[[ DATASET EXTRACT open ]]

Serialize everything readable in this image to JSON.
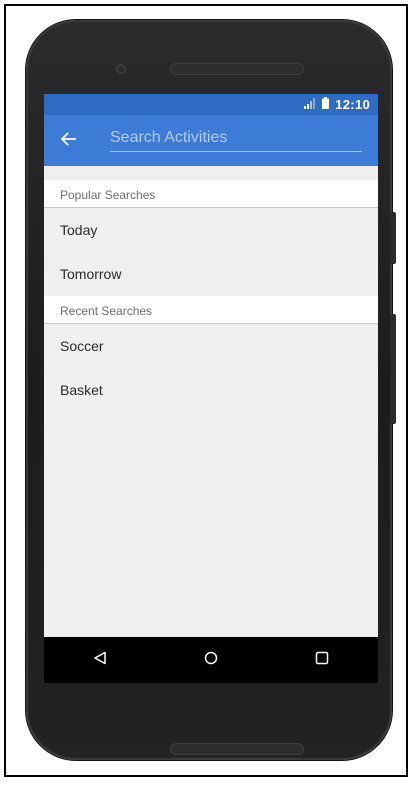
{
  "status_bar": {
    "time": "12:10",
    "icons": [
      "signal-icon",
      "battery-icon"
    ]
  },
  "app_bar": {
    "back_icon": "arrow-left-icon",
    "search_placeholder": "Search Activities",
    "search_value": ""
  },
  "sections": {
    "popular": {
      "header": "Popular Searches",
      "items": [
        "Today",
        "Tomorrow"
      ]
    },
    "recent": {
      "header": "Recent Searches",
      "items": [
        "Soccer",
        "Basket"
      ]
    }
  },
  "nav_bar": {
    "icons": [
      "back-triangle-icon",
      "home-circle-icon",
      "recents-square-icon"
    ]
  },
  "colors": {
    "status_bar": "#2f6bc2",
    "app_bar": "#3c7bd6",
    "screen_bg": "#efefef",
    "nav_bar": "#000000"
  }
}
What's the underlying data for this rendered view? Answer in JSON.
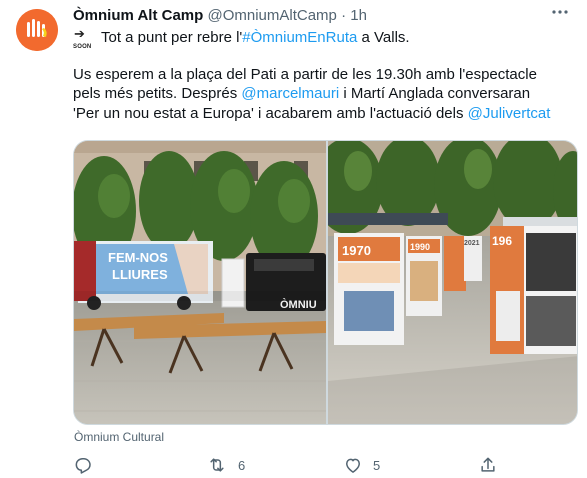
{
  "author": {
    "name": "Òmnium Alt Camp",
    "handle": "@OmniumAltCamp",
    "separator": "·",
    "time": "1h"
  },
  "tweet": {
    "soon_icon_label": "SOON",
    "line1_pre": "Tot a punt per rebre l'",
    "line1_hashtag": "#ÒmniumEnRuta",
    "line1_post": " a Valls.",
    "line2": "Us esperem a la plaça del Pati a partir de les 19.30h amb l'espectacle",
    "line3_pre": "pels més petits. Després ",
    "line3_mention": "@marcelmauri",
    "line3_post": " i Martí Anglada conversaran",
    "line4_pre": "'Per un nou estat a Europa' i acabarem amb l'actuació dels ",
    "line4_mention": "@Julivertcat"
  },
  "media": {
    "left_photo": {
      "banner_line1": "FEM-NOS",
      "banner_line2": "LLIURES",
      "truck_text": "ÒMNIU"
    },
    "right_photo": {
      "panel1_year": "1970",
      "panel2_year": "1990",
      "panel3_year": "2021",
      "panel4_year": "196"
    }
  },
  "caption": "Òmnium Cultural",
  "actions": {
    "reply_count": "",
    "retweet_count": "6",
    "like_count": "5"
  },
  "colors": {
    "link": "#1d9bf0",
    "secondary_text": "#536471",
    "avatar_bg": "#f26a2e"
  }
}
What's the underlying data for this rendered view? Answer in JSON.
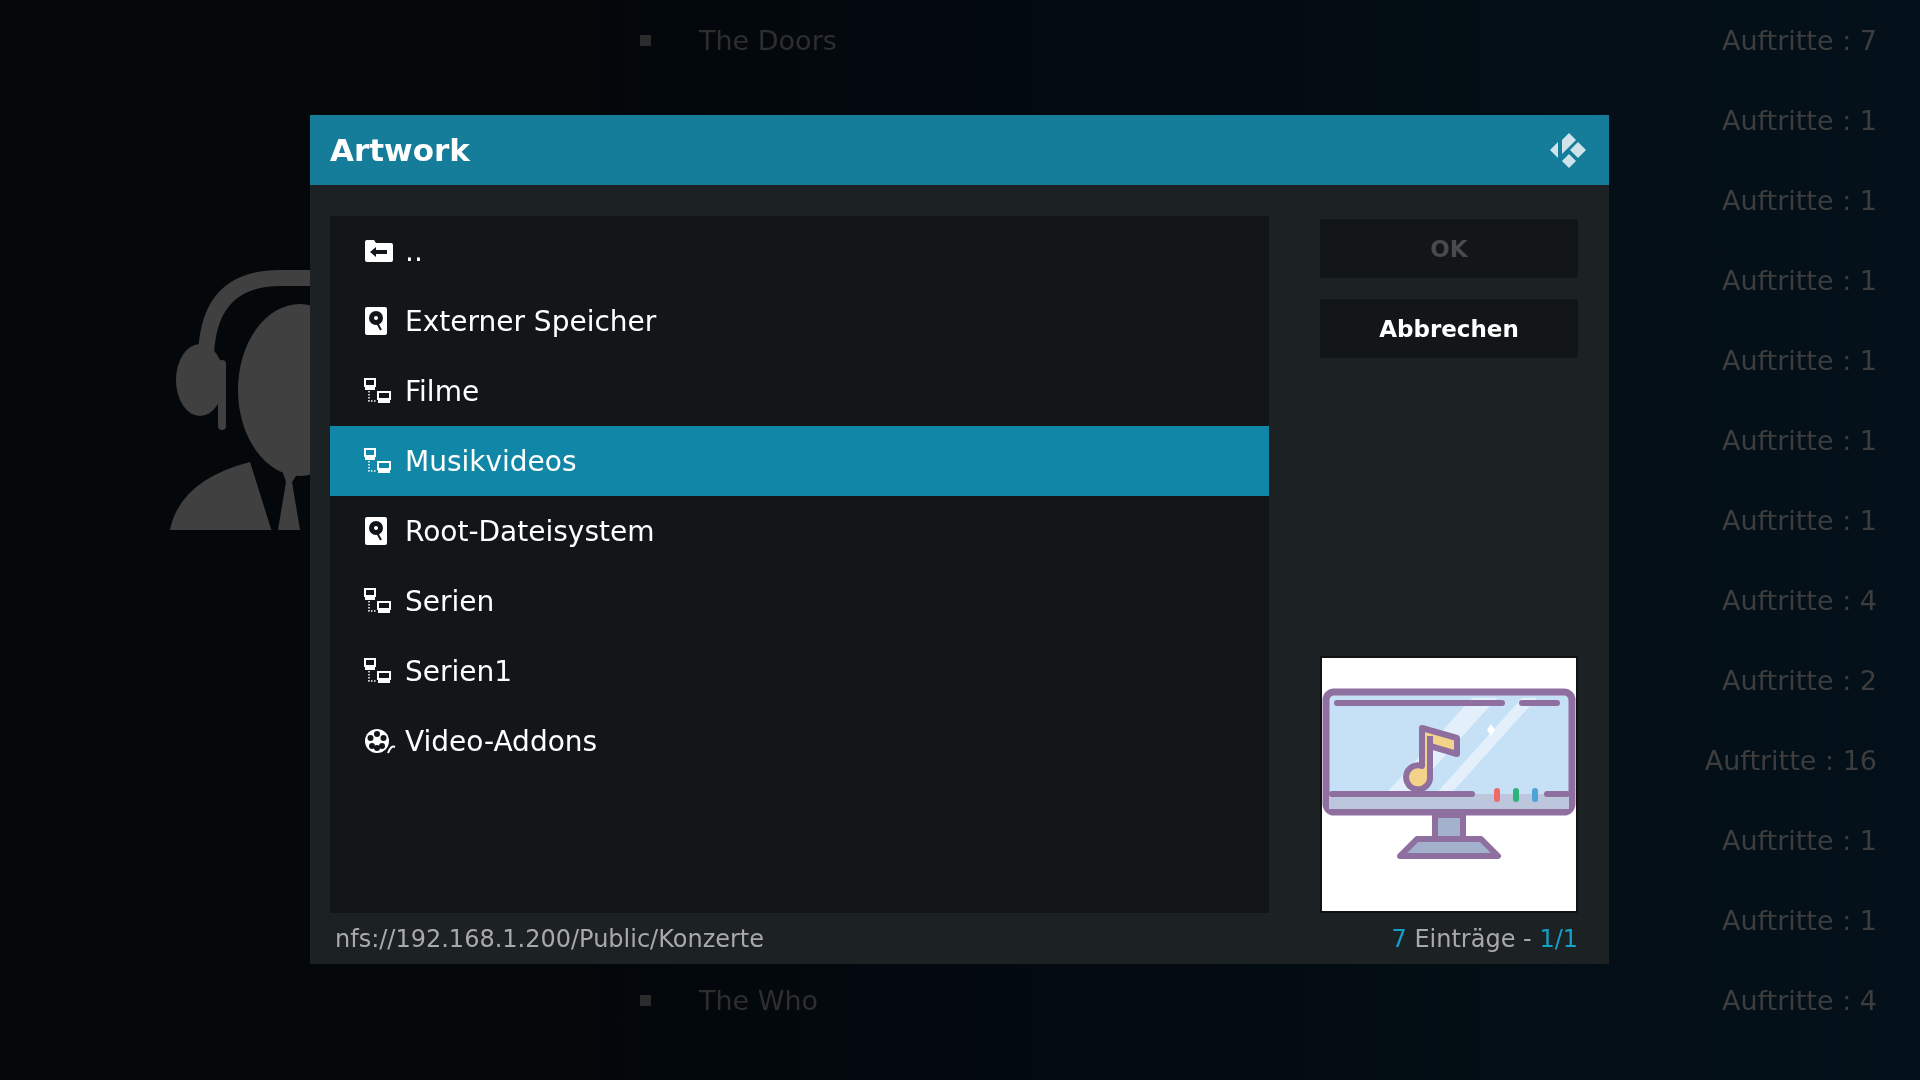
{
  "background_list": {
    "rows": [
      {
        "title": "The Doors",
        "count": "Auftritte : 7"
      },
      {
        "count": "Auftritte : 1"
      },
      {
        "count": "Auftritte : 1"
      },
      {
        "count": "Auftritte : 1"
      },
      {
        "count": "Auftritte : 1"
      },
      {
        "count": "Auftritte : 1"
      },
      {
        "count": "Auftritte : 1"
      },
      {
        "count": "Auftritte : 4"
      },
      {
        "count": "Auftritte : 2"
      },
      {
        "count": "Auftritte : 16"
      },
      {
        "count": "Auftritte : 1"
      },
      {
        "count": "Auftritte : 1"
      },
      {
        "title": "The Who",
        "count": "Auftritte : 4"
      }
    ]
  },
  "dialog": {
    "title": "Artwork",
    "items": [
      {
        "label": "..",
        "kind": "parent",
        "selected": false
      },
      {
        "label": "Externer Speicher",
        "kind": "drive",
        "selected": false
      },
      {
        "label": "Filme",
        "kind": "network",
        "selected": false
      },
      {
        "label": "Musikvideos",
        "kind": "network",
        "selected": true
      },
      {
        "label": "Root-Dateisystem",
        "kind": "drive",
        "selected": false
      },
      {
        "label": "Serien",
        "kind": "network",
        "selected": false
      },
      {
        "label": "Serien1",
        "kind": "network",
        "selected": false
      },
      {
        "label": "Video-Addons",
        "kind": "addons",
        "selected": false
      }
    ],
    "buttons": [
      {
        "label": "OK",
        "disabled": true
      },
      {
        "label": "Abbrechen",
        "disabled": false
      }
    ],
    "path": "nfs://192.168.1.200/Public/Konzerte",
    "item_count": "7",
    "count_label": "Einträge -",
    "page": "1/1"
  }
}
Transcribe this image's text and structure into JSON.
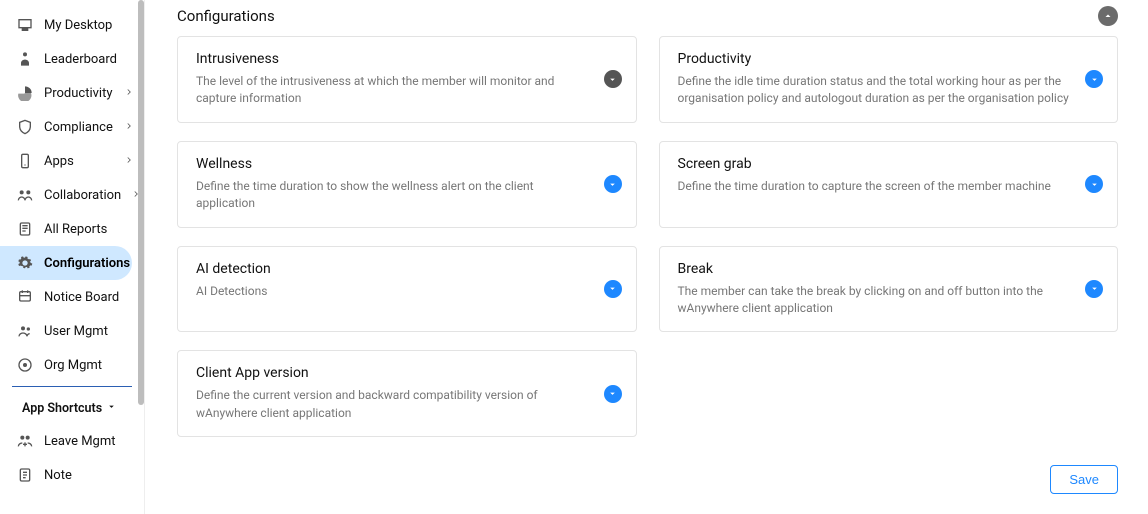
{
  "sidebar": {
    "items": [
      {
        "label": "My Desktop",
        "icon": "desktop",
        "expandable": false
      },
      {
        "label": "Leaderboard",
        "icon": "leader",
        "expandable": false
      },
      {
        "label": "Productivity",
        "icon": "pie",
        "expandable": true
      },
      {
        "label": "Compliance",
        "icon": "shield",
        "expandable": true
      },
      {
        "label": "Apps",
        "icon": "phone",
        "expandable": true
      },
      {
        "label": "Collaboration",
        "icon": "collab",
        "expandable": true
      },
      {
        "label": "All Reports",
        "icon": "report",
        "expandable": false
      },
      {
        "label": "Configurations",
        "icon": "gear",
        "expandable": false,
        "active": true
      },
      {
        "label": "Notice Board",
        "icon": "board",
        "expandable": false
      },
      {
        "label": "User Mgmt",
        "icon": "users",
        "expandable": false
      },
      {
        "label": "Org Mgmt",
        "icon": "org",
        "expandable": false
      }
    ],
    "shortcuts_header": "App Shortcuts",
    "shortcuts": [
      {
        "label": "Leave Mgmt",
        "icon": "leave"
      },
      {
        "label": "Note",
        "icon": "note"
      }
    ]
  },
  "main": {
    "section_title": "Configurations",
    "cards": [
      {
        "title": "Intrusiveness",
        "desc": "The level of the intrusiveness at which the member will monitor and capture information",
        "dark": true
      },
      {
        "title": "Productivity",
        "desc": "Define the idle time duration status and the total working hour as per the organisation policy and autologout duration as per the organisation policy"
      },
      {
        "title": "Wellness",
        "desc": "Define the time duration to show the wellness alert on the client application"
      },
      {
        "title": "Screen grab",
        "desc": "Define the time duration to capture the screen of the member machine"
      },
      {
        "title": "AI detection",
        "desc": "AI Detections"
      },
      {
        "title": "Break",
        "desc": "The member can take the break by clicking on and off button into the wAnywhere client application"
      },
      {
        "title": "Client App version",
        "desc": "Define the current version and backward compatibility version of wAnywhere client application"
      }
    ],
    "save_label": "Save"
  }
}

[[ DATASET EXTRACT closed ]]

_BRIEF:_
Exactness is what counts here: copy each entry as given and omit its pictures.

_EXERCISE RESPONSE:_
Serialize everything readable in this image to JSON.
{
  "status_bar": {
    "time": "12:10",
    "icons": [
      "signal-icon",
      "battery-icon"
    ]
  },
  "app_bar": {
    "back_icon": "arrow-left-icon",
    "search_placeholder": "Search Activities",
    "search_value": ""
  },
  "sections": {
    "popular": {
      "header": "Popular Searches",
      "items": [
        "Today",
        "Tomorrow"
      ]
    },
    "recent": {
      "header": "Recent Searches",
      "items": [
        "Soccer",
        "Basket"
      ]
    }
  },
  "nav_bar": {
    "icons": [
      "back-triangle-icon",
      "home-circle-icon",
      "recents-square-icon"
    ]
  },
  "colors": {
    "status_bar": "#2f6bc2",
    "app_bar": "#3c7bd6",
    "screen_bg": "#efefef",
    "nav_bar": "#000000"
  }
}
What's the underlying data for this rendered view? Answer in JSON.
{
  "author": {
    "name": "Òmnium Alt Camp",
    "handle": "@OmniumAltCamp",
    "separator": "·",
    "time": "1h"
  },
  "tweet": {
    "soon_icon_label": "SOON",
    "line1_pre": "Tot a punt per rebre l'",
    "line1_hashtag": "#ÒmniumEnRuta",
    "line1_post": " a Valls.",
    "line2": "Us esperem a la plaça del Pati a partir de les 19.30h amb l'espectacle",
    "line3_pre": "pels més petits. Després ",
    "line3_mention": "@marcelmauri",
    "line3_post": " i Martí Anglada conversaran",
    "line4_pre": "'Per un nou estat a Europa' i acabarem amb l'actuació dels ",
    "line4_mention": "@Julivertcat"
  },
  "media": {
    "left_photo": {
      "banner_line1": "FEM-NOS",
      "banner_line2": "LLIURES",
      "truck_text": "ÒMNIU"
    },
    "right_photo": {
      "panel1_year": "1970",
      "panel2_year": "1990",
      "panel3_year": "2021",
      "panel4_year": "196"
    }
  },
  "caption": "Òmnium Cultural",
  "actions": {
    "reply_count": "",
    "retweet_count": "6",
    "like_count": "5"
  },
  "colors": {
    "link": "#1d9bf0",
    "secondary_text": "#536471",
    "avatar_bg": "#f26a2e"
  }
}
What's the underlying data for this rendered view? Answer in JSON.
{
  "background_list": {
    "rows": [
      {
        "title": "The Doors",
        "count": "Auftritte : 7"
      },
      {
        "count": "Auftritte : 1"
      },
      {
        "count": "Auftritte : 1"
      },
      {
        "count": "Auftritte : 1"
      },
      {
        "count": "Auftritte : 1"
      },
      {
        "count": "Auftritte : 1"
      },
      {
        "count": "Auftritte : 1"
      },
      {
        "count": "Auftritte : 4"
      },
      {
        "count": "Auftritte : 2"
      },
      {
        "count": "Auftritte : 16"
      },
      {
        "count": "Auftritte : 1"
      },
      {
        "count": "Auftritte : 1"
      },
      {
        "title": "The Who",
        "count": "Auftritte : 4"
      }
    ]
  },
  "dialog": {
    "title": "Artwork",
    "items": [
      {
        "label": "..",
        "kind": "parent",
        "selected": false
      },
      {
        "label": "Externer Speicher",
        "kind": "drive",
        "selected": false
      },
      {
        "label": "Filme",
        "kind": "network",
        "selected": false
      },
      {
        "label": "Musikvideos",
        "kind": "network",
        "selected": true
      },
      {
        "label": "Root-Dateisystem",
        "kind": "drive",
        "selected": false
      },
      {
        "label": "Serien",
        "kind": "network",
        "selected": false
      },
      {
        "label": "Serien1",
        "kind": "network",
        "selected": false
      },
      {
        "label": "Video-Addons",
        "kind": "addons",
        "selected": false
      }
    ],
    "buttons": [
      {
        "label": "OK",
        "disabled": true
      },
      {
        "label": "Abbrechen",
        "disabled": false
      }
    ],
    "path": "nfs://192.168.1.200/Public/Konzerte",
    "item_count": "7",
    "count_label": "Einträge -",
    "page": "1/1"
  }
}
Transcribe this image's text and structure into JSON.
{
  "sidebar": {
    "items": [
      {
        "label": "My Desktop",
        "icon": "desktop",
        "expandable": false
      },
      {
        "label": "Leaderboard",
        "icon": "leader",
        "expandable": false
      },
      {
        "label": "Productivity",
        "icon": "pie",
        "expandable": true
      },
      {
        "label": "Compliance",
        "icon": "shield",
        "expandable": true
      },
      {
        "label": "Apps",
        "icon": "phone",
        "expandable": true
      },
      {
        "label": "Collaboration",
        "icon": "collab",
        "expandable": true
      },
      {
        "label": "All Reports",
        "icon": "report",
        "expandable": false
      },
      {
        "label": "Configurations",
        "icon": "gear",
        "expandable": false,
        "active": true
      },
      {
        "label": "Notice Board",
        "icon": "board",
        "expandable": false
      },
      {
        "label": "User Mgmt",
        "icon": "users",
        "expandable": false
      },
      {
        "label": "Org Mgmt",
        "icon": "org",
        "expandable": false
      }
    ],
    "shortcuts_header": "App Shortcuts",
    "shortcuts": [
      {
        "label": "Leave Mgmt",
        "icon": "leave"
      },
      {
        "label": "Note",
        "icon": "note"
      }
    ]
  },
  "main": {
    "section_title": "Configurations",
    "cards": [
      {
        "title": "Intrusiveness",
        "desc": "The level of the intrusiveness at which the member will monitor and capture information",
        "dark": true
      },
      {
        "title": "Productivity",
        "desc": "Define the idle time duration status and the total working hour as per the organisation policy and autologout duration as per the organisation policy"
      },
      {
        "title": "Wellness",
        "desc": "Define the time duration to show the wellness alert on the client application"
      },
      {
        "title": "Screen grab",
        "desc": "Define the time duration to capture the screen of the member machine"
      },
      {
        "title": "AI detection",
        "desc": "AI Detections"
      },
      {
        "title": "Break",
        "desc": "The member can take the break by clicking on and off button into the wAnywhere client application"
      },
      {
        "title": "Client App version",
        "desc": "Define the current version and backward compatibility version of wAnywhere client application"
      }
    ],
    "save_label": "Save"
  }
}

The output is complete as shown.